How many lines in the data below contain the string "Yearbook"? State that number only.

[Saved entries]
--
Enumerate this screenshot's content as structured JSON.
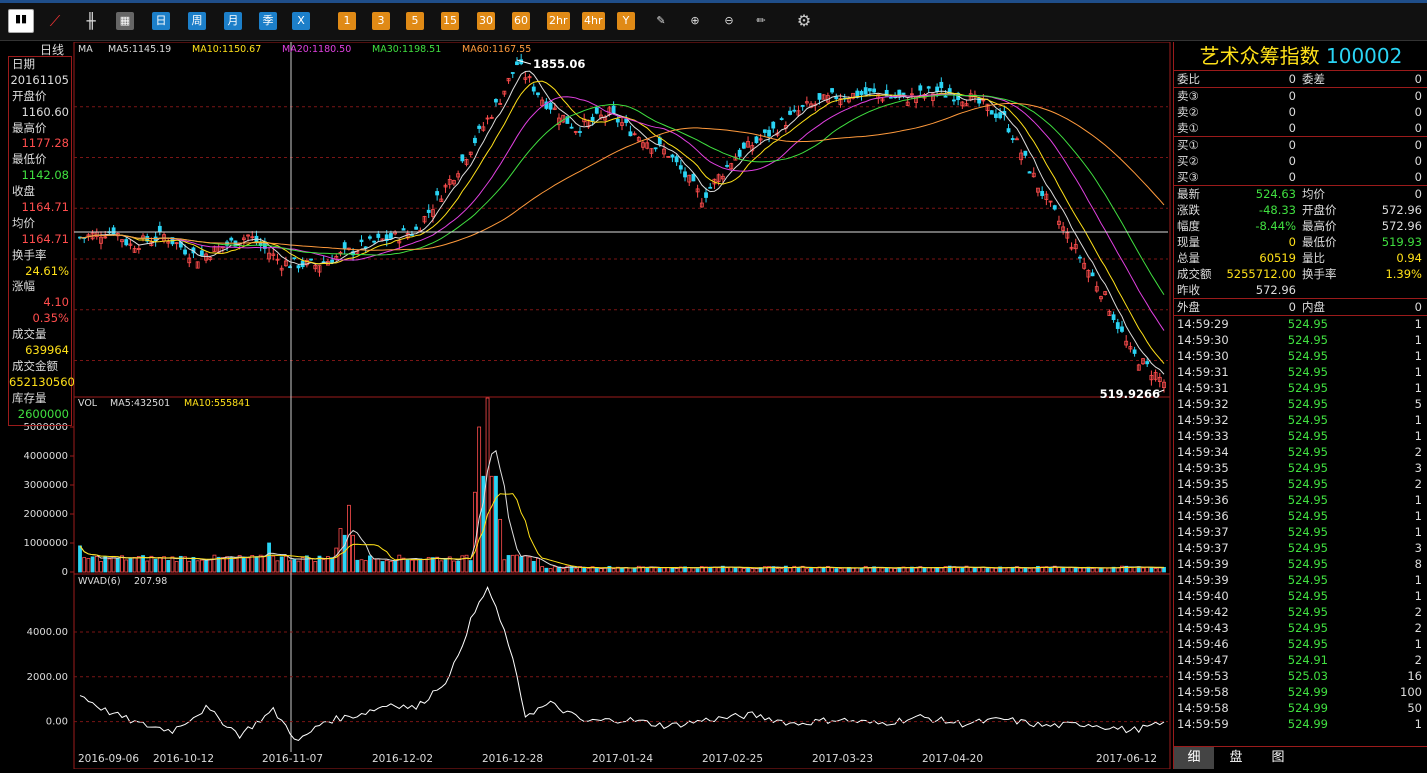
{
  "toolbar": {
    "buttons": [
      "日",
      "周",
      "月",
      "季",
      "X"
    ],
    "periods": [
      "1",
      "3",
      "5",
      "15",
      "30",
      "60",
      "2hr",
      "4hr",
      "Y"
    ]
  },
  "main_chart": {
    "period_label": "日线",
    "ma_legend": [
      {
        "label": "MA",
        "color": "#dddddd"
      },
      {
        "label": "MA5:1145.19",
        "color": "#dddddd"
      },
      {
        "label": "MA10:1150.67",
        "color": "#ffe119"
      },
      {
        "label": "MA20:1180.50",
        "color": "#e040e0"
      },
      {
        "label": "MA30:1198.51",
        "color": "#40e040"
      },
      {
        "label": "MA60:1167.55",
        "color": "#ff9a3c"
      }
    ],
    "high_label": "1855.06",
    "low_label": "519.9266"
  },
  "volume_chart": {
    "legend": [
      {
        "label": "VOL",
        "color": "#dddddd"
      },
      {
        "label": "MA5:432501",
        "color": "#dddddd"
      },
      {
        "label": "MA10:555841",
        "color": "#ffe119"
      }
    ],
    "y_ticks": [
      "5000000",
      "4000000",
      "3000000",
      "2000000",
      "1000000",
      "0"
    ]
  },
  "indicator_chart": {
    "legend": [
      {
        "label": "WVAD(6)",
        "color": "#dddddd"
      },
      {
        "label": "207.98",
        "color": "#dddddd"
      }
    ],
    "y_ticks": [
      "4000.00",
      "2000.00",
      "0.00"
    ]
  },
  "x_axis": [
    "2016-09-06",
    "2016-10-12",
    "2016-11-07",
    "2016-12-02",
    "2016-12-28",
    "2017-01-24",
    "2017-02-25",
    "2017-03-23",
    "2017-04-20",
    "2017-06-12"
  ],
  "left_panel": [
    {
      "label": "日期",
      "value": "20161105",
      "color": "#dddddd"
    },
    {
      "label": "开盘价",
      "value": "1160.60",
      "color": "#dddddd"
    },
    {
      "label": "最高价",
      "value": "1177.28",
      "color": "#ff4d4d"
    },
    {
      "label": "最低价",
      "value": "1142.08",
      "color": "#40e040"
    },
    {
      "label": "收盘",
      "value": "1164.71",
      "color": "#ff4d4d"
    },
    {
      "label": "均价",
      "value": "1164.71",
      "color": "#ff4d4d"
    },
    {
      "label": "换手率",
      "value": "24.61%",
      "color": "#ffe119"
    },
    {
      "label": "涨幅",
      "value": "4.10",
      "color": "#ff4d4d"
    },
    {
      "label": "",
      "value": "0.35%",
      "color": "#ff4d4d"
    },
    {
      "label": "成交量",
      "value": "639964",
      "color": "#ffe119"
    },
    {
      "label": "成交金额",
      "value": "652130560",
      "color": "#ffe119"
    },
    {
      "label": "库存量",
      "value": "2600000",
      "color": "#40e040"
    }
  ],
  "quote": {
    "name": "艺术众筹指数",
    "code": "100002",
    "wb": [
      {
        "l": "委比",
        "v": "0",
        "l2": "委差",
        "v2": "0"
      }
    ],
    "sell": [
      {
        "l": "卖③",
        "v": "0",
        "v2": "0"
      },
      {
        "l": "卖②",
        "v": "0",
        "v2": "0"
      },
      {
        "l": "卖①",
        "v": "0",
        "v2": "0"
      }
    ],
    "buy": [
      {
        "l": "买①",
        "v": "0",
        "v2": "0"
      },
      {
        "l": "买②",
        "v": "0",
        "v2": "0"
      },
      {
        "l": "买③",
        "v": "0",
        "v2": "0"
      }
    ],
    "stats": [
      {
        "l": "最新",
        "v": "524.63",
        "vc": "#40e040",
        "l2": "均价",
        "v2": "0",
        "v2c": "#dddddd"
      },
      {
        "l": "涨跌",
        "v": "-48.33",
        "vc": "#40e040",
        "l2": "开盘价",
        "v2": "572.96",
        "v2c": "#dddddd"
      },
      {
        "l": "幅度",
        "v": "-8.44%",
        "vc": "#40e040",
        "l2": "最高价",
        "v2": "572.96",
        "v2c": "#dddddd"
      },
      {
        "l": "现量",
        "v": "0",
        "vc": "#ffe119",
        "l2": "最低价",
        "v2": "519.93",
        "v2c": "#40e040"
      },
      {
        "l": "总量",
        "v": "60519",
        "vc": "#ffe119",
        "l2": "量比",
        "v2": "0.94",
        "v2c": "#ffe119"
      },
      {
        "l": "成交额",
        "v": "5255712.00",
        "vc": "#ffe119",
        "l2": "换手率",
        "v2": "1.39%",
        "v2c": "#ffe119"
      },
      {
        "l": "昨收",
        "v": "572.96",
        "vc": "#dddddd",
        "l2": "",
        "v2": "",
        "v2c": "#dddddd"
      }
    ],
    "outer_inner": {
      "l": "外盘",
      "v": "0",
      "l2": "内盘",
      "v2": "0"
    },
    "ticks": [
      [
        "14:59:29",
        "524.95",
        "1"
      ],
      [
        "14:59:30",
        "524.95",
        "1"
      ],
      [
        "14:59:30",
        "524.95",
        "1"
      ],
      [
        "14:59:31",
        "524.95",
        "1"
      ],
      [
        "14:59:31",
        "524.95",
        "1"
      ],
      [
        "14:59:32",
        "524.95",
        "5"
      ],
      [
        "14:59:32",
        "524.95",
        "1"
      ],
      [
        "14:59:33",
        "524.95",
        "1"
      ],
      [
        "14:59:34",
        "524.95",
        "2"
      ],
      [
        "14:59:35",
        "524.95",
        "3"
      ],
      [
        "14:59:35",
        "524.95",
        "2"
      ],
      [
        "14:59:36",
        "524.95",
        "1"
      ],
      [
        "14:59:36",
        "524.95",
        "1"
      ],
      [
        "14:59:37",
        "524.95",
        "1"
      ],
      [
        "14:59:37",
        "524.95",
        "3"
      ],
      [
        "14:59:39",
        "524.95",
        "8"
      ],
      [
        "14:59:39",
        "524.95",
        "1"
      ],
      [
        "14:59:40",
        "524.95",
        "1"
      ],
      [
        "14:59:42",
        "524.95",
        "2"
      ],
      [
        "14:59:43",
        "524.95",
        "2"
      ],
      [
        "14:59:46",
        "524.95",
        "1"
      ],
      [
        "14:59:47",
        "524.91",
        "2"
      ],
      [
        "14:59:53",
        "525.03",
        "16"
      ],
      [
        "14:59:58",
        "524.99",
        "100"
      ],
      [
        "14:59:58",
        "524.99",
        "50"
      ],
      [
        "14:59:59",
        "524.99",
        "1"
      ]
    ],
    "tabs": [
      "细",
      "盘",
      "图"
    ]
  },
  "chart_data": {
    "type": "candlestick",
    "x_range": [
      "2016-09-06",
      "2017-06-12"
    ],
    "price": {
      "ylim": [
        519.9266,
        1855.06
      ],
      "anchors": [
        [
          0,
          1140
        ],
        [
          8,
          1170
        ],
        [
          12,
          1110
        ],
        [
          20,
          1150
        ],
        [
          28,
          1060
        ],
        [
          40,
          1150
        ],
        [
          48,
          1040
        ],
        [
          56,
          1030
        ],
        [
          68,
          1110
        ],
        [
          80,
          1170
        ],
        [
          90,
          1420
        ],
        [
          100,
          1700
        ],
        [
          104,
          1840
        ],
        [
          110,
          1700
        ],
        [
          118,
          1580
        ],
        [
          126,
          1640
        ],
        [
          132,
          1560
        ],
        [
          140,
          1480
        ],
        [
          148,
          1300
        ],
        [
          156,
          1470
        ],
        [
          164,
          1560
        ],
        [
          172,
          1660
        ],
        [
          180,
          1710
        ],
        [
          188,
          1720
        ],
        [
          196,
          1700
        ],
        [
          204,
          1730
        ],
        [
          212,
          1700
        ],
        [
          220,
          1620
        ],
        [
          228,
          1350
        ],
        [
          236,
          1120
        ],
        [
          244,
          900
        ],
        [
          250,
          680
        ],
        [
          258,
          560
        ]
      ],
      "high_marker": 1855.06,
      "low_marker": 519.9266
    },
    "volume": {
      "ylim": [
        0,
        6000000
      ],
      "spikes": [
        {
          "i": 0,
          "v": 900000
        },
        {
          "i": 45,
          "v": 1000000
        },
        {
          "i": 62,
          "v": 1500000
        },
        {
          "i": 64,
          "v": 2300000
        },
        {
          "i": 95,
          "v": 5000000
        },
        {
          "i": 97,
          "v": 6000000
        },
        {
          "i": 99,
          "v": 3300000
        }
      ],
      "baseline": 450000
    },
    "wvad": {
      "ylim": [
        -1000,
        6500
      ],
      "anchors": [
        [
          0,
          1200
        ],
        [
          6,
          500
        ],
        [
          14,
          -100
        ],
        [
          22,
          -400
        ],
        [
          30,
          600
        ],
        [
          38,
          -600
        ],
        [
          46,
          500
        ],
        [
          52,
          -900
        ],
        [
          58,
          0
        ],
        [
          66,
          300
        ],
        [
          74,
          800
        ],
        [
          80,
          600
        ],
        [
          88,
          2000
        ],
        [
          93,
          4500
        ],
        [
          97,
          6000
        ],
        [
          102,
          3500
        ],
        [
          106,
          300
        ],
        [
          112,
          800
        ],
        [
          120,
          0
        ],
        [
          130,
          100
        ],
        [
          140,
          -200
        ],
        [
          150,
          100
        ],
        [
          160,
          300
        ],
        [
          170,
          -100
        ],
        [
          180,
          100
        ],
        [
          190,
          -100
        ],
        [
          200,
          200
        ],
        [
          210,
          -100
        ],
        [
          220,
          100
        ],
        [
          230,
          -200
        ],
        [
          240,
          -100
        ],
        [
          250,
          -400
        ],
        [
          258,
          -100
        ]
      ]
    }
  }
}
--
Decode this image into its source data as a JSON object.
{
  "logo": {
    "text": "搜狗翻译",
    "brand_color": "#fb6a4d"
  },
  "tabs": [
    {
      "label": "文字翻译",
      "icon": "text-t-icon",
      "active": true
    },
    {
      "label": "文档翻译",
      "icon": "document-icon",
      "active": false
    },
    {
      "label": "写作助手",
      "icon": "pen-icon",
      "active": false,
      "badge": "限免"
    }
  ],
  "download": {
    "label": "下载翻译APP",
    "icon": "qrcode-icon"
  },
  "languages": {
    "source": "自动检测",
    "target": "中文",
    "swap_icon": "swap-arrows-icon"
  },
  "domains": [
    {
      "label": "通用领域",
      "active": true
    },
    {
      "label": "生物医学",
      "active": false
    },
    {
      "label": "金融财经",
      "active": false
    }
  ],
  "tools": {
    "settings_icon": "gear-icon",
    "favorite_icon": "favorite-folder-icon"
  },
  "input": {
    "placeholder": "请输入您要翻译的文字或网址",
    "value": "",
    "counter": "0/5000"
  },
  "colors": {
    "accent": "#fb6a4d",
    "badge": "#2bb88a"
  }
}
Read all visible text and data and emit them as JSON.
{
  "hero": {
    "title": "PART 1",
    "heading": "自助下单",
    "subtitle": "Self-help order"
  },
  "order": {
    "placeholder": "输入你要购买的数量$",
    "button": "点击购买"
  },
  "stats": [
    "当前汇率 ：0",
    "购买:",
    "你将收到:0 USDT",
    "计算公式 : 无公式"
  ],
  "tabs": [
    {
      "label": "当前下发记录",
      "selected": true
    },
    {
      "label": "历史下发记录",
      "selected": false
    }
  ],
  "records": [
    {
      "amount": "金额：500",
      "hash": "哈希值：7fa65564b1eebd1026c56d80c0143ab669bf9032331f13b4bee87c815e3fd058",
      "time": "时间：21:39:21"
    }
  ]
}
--
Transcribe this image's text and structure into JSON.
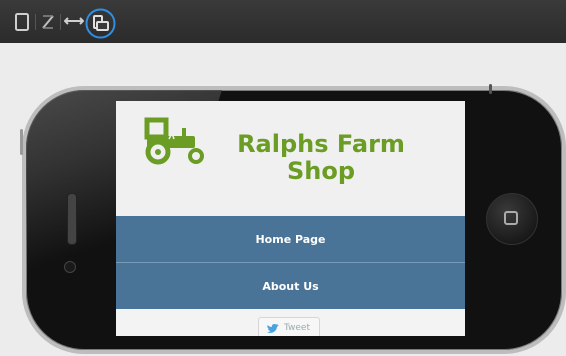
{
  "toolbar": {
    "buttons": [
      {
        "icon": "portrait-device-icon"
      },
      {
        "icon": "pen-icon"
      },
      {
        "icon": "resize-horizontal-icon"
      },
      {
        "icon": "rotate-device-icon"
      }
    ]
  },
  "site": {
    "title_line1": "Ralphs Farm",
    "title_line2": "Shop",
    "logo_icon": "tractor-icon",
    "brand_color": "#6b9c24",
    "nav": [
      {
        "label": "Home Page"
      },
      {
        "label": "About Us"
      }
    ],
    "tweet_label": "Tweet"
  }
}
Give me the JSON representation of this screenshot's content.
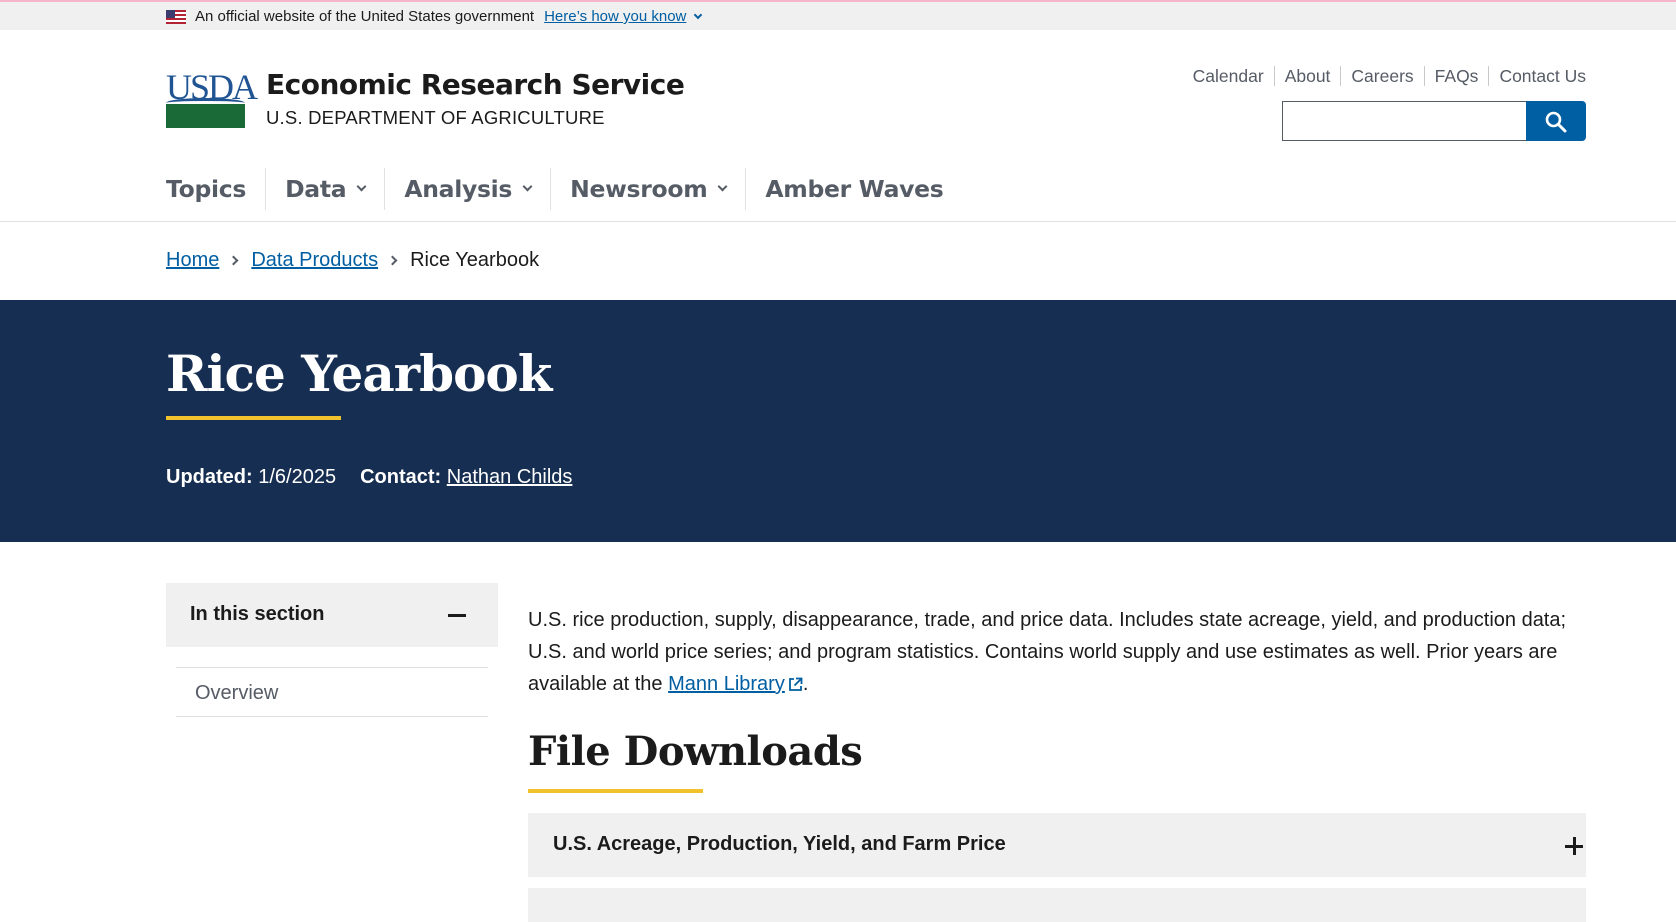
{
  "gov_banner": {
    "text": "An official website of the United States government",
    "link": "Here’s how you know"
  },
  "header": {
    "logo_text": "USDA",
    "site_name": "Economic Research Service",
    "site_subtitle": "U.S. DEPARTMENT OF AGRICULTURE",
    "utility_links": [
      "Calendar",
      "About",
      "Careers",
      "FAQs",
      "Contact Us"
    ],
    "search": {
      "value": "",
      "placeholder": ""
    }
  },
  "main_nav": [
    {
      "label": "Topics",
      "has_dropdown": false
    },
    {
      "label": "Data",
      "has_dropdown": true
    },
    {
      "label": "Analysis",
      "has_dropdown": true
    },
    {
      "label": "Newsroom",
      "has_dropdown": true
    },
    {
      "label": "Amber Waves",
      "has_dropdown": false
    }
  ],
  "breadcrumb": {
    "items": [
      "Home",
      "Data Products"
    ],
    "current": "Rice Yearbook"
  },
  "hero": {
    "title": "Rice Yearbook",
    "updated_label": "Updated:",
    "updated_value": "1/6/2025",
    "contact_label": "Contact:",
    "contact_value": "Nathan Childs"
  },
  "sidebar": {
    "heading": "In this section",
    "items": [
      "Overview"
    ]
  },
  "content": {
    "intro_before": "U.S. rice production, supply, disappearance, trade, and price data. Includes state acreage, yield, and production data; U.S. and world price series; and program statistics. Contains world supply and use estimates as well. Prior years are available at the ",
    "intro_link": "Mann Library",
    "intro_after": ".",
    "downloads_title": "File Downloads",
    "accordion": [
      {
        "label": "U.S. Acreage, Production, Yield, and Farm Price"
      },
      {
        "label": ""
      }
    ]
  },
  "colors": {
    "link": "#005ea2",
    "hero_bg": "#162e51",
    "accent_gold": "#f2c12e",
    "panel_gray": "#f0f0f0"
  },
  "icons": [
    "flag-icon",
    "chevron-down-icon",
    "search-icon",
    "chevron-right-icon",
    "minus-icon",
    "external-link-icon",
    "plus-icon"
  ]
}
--
• SOLUTION TO THIS PROBLEM: 2